Marv and Linda Simcakoski walked down the hallways with Wisconsin Democratic Sen. Tammy Baldwin. For the Simcakoskis, it was an emotional experience.

"Brings back memories when you go down the halls," Linda Simcakoski explained.

On one wall is a picture of the Simcakoski's son, Jason. He was a marine who died at the Tomah VA in 2014 from a deadly combination of 14 prescription drugs -- including opiates -- under doctors' care. But through his tragedy comes hope.

Last year, the Jason Simcakoski Memorial and Promise Act, otherwise known as Jason's Law, took effect. It ensures veterans at VAs nationwide get the treatment they need. After its first year in effect, the Simcakoskis say they're seeing progress.

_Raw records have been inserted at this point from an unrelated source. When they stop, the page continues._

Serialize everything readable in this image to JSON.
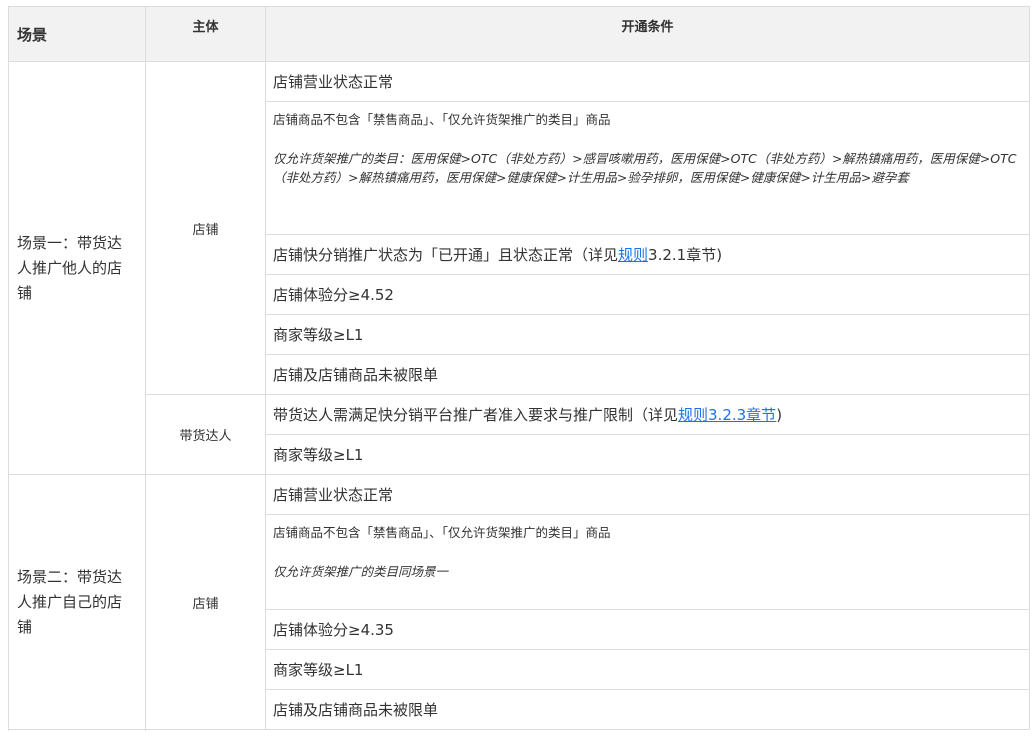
{
  "headers": {
    "scene": "场景",
    "subject": "主体",
    "conditions": "开通条件"
  },
  "scenario1": {
    "label": "场景一：带货达人推广他人的店铺",
    "shop_subject": "店铺",
    "shop_rows": {
      "status": "店铺营业状态正常",
      "goods": "店铺商品不包含「禁售商品」、「仅允许货架推广的类目」商品",
      "categories_note": "仅允许货架推广的类目：医用保健>OTC（非处方药）>感冒咳嗽用药，医用保健>OTC（非处方药）>解热镇痛用药，医用保健>OTC（非处方药）>解热镇痛用药，医用保健>健康保健>计生用品>验孕排卵，医用保健>健康保健>计生用品>避孕套",
      "promo_prefix": "店铺快分销推广状态为「已开通」且状态正常（详见",
      "promo_link": "规则",
      "promo_suffix": "3.2.1章节)",
      "score": "店铺体验分≥4.52",
      "level": "商家等级≥L1",
      "limit": "店铺及店铺商品未被限单"
    },
    "creator_subject": "带货达人",
    "creator_rows": {
      "req_prefix": "带货达人需满足快分销平台推广者准入要求与推广限制（详见",
      "req_link": "规则3.2.3章节",
      "req_suffix": ")",
      "level": "商家等级≥L1"
    }
  },
  "scenario2": {
    "label": "场景二：带货达人推广自己的店铺",
    "shop_subject": "店铺",
    "rows": {
      "status": "店铺营业状态正常",
      "goods": "店铺商品不包含「禁售商品」、「仅允许货架推广的类目」商品",
      "categories_note": "仅允许货架推广的类目同场景一",
      "score": "店铺体验分≥4.35",
      "level": "商家等级≥L1",
      "limit": "店铺及店铺商品未被限单"
    }
  },
  "colors": {
    "header_bg": "#f2f2f2",
    "border": "#dcdcdc",
    "link": "#1a73e8"
  }
}
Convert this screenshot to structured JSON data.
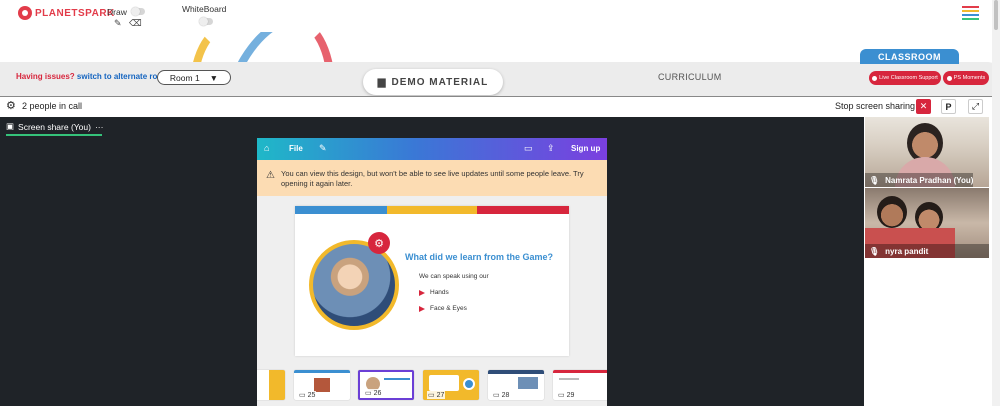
{
  "brand": {
    "name": "PLANETSPARK"
  },
  "toolbar": {
    "draw_label": "Draw",
    "whiteboard_label": "WhiteBoard",
    "pencil_icon": "pencil-icon",
    "eraser_icon": "eraser-icon"
  },
  "menu_colors": [
    "#e23c4a",
    "#f2b92b",
    "#3b8fd1",
    "#35c27a"
  ],
  "banner": {
    "issues_text": "Having issues?",
    "switch_link": "switch to alternate room",
    "room_value": "Room 1",
    "demo_material": "DEMO MATERIAL",
    "curriculum": "CURRICULUM",
    "classroom": "CLASSROOM",
    "live_support": "Live Classroom Support",
    "ps_moments": "PS Moments"
  },
  "call": {
    "people_count": "2 people in call",
    "stop_sharing": "Stop screen sharing",
    "stop_btn": "✕",
    "p_btn": "P",
    "expand_icon": "expand-icon"
  },
  "share": {
    "tab_label": "Screen share (You)",
    "more": "···"
  },
  "canva": {
    "file": "File",
    "signup": "Sign up",
    "notice": "You can view this design, but won't be able to see live updates until some people leave. Try opening it again later.",
    "slide_title": "What did we learn from the Game?",
    "slide_sub": "We can speak using our",
    "bullets": [
      "Hands",
      "Face & Eyes"
    ],
    "thumbs": [
      "25",
      "26",
      "27",
      "28",
      "29"
    ],
    "selected_thumb": "26"
  },
  "participants": [
    {
      "name": "Namrata Pradhan (You)"
    },
    {
      "name": "nyra pandit"
    }
  ],
  "colors": {
    "accent_red": "#d7263d",
    "accent_blue": "#3b8fd1",
    "accent_yellow": "#f2b92b",
    "stage_bg": "#1f2328"
  }
}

"A big change from when we first started going there," Linda Simcakoski said.

"The VA had a serious problem with veterans who were seeking help and getting hooked instead. We're seeing how that's turning around," Sen. Baldwin added.

Baldwin is one of many among Democrats and Republicans who helped make sure Jason's Law gets funding for a second year. She said the tour of the VA shows evidence that care for veterans has improved.

"The number of veterans on high doses of opioids is coming down," Sen. Baldwin explained. "We're getting out reports on how many of the providers and doctors and nurses who can prescribed have been fully trained."

The Simcakoskis and Sen. Baldwin say they're not done, as they'll continue to make sure money put into the funding for Jason's Law is used wisely, and that what's happening in Tomah happens at other VA facilities nationwide.

"Jason's pushing us to keep this going and you know, we'll never forget," Jason's father Marv Simcakoski said.

Continued funding for Jason's Law was implemented recently, which benefits programs such as the VA office of patient advocacy, implementation of opioid therapy and clinical practice guidelines.